Low rates, scarce credit.
With mortgage rates at historically low levels, mortgage credit availability in the United States decreased even further in June, according to a report released Thursday by the Mortgage Bankers Association.
MBA’s Mortgage Credit Availability Index fell by 3.3 percent to 125 in June – reflecting a 30 percent drop in credit availability since February, the month before the coronavirus pandemic gripped the nation. The index reached its lowest level since April 2014.
“Mortgage credit supply dropped again in June, as investors further reduced their willingness to purchase jumbo loans and those with lower credit scores. Lenders are navigating a gradual economic and housing market recovery that is still facing headwinds from the ongoing COVID-19 pandemic,” said Joel Kan, MBA’s Associate Vice President of Economic and Industry Forecasting.
The conventional loan index decreased 4.1 percent, while the government loan index decreased by 2.8 percent. Of the component indices of the conventional index, the jumbo loan index decreased by 7.3 percent, and the conforming index fell by 1 percent.

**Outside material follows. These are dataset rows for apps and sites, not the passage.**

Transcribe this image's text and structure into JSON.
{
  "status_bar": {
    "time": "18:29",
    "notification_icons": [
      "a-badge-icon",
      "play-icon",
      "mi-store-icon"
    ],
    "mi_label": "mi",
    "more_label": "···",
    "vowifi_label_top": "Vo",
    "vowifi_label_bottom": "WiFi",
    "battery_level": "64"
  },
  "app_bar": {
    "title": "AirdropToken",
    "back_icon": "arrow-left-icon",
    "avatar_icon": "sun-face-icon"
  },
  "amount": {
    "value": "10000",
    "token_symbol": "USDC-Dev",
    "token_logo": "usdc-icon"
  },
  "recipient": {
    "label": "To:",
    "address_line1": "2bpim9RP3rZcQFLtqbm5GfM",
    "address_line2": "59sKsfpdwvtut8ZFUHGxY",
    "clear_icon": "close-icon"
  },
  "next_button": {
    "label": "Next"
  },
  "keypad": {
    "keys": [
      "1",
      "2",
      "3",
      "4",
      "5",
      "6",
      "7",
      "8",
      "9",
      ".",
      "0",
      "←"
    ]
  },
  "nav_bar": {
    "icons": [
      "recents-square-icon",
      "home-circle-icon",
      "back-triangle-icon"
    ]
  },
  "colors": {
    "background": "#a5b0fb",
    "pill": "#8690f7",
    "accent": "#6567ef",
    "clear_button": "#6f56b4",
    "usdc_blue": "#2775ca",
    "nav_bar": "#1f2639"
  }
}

“Credit supply has fallen over 30 percent since February – before the pandemic – with an 18 percent decrease in government loan availability, and a 57 percent drop in jumbo loan availability,” Kan said.